Since March 31, 2005, there has been a major smoking ban in many cities around the Twin Cities Metro Area. The most important part of this bill includes banning smoking on all food and bar premises within Minneapolis. However, in St. Paul, if your establishment receives more than 50% of its revenue from the sale of alcohol, then you may appeal for a license to permit smoking within your establishment. The air pollution and smoking, in particular, have always been major arguments within the Twin Cities. And although this ban will probably help to reduce the major effects of smoking, it has hampered economic development. Many bars and restaurants have closed since the ban, and tobacco sales have always been a major part of the mid-west. The mid-west has been known as a smokers haven, and I've noticed that ever since the smoking ban, there still remain many tobacco shops all around that have a good business. But the owners often complain, and a friend of mine who works at Applebee's tells me that the number of regulars and patrons has reduced noticeably 4. However, there are the positive effects. Personally, I have noticed that I breathe more easily. I've been a second-hand smoker nearly my entire life, and it is rather nice that I can go to many pool halls without coming home smelling of smoke. Official statistics of changes from the ban haven't been gathered yet since the ban is so young, but many health officials predict that it should have a significant effect on the health of the community. However, who can know until the studies are done? It will take some time to find out for sure, and by then the smokers may have accomplished to repeal the ban. Talk of many groups developing to lift the ban is spreading around. And, it has always been a tradition to have tobacco and tobacco products here in the Twin Cities.

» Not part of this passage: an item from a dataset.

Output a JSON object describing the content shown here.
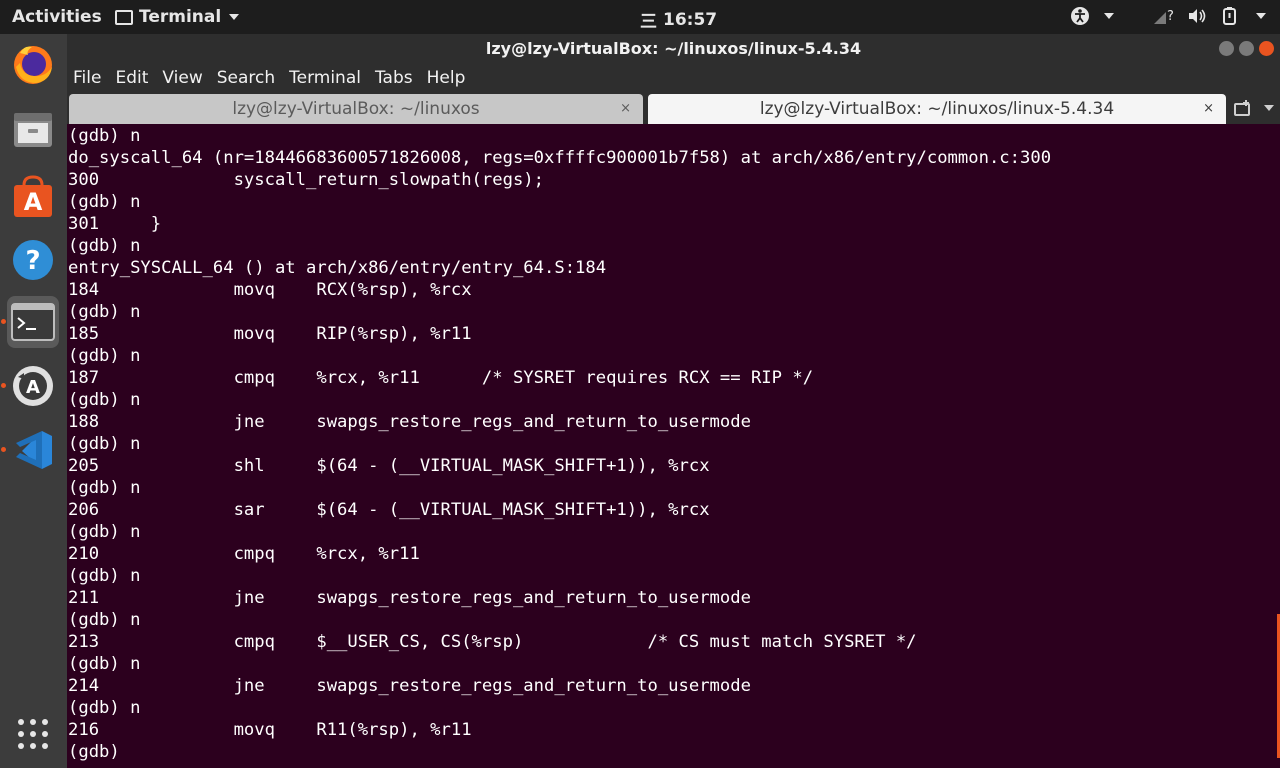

1 City Rank Minneapolis, (1997)
A document containing many statistics and percentages about health relations, and in this reference, was used to show how Minneapolis ranks in the top 50% overall for health issues.
2 City Rank Minneapolis, (1997)
A section on heart disease was referenced, and I pulled the statistic about how Detroit ranks number one for heart disease deaths and Minneapolis has one of the lowest rates
3 Wikipedia, University of Minnesota System, (viewed November 27, 2005)
This document provided statistics about the demographical make-up and general
history of the University of Minnesota, and how over 50,000 students are currently
enrolled within it. Retrieved from the web at http://en.wikipedia. org/wiki/University_of_Minnesota_system
4 Ashley Logan, personal interview and conversation
Using parts of a past interview, I talked about the tobacco ban and its effects on patrons
within the metro area. She commented on seeing less patrons around many places since they no longer allow smoking.
5 Boynton Health Services, U of M Tobacco Brochure (2004)
A brochure showing charts and graphs of tobacco use and its link to alcohol and drug use, also where I garnered the fact that regular U of M smokers are more than 6 times more likely to use Marijuana than non-smokers (Back page of brochure)
6 Capitol Roundup, Article of Prostitution in the Twin Cities
The location of where I came up with my 14 year old prostitute statistic and where I
received the numbers of underage prostitutes. Retrieved from http://www. hometownsource.com/capitol/1999/november/1104teens.html.
Please type your essay title, choose your document type, enter your email and we send you essay samples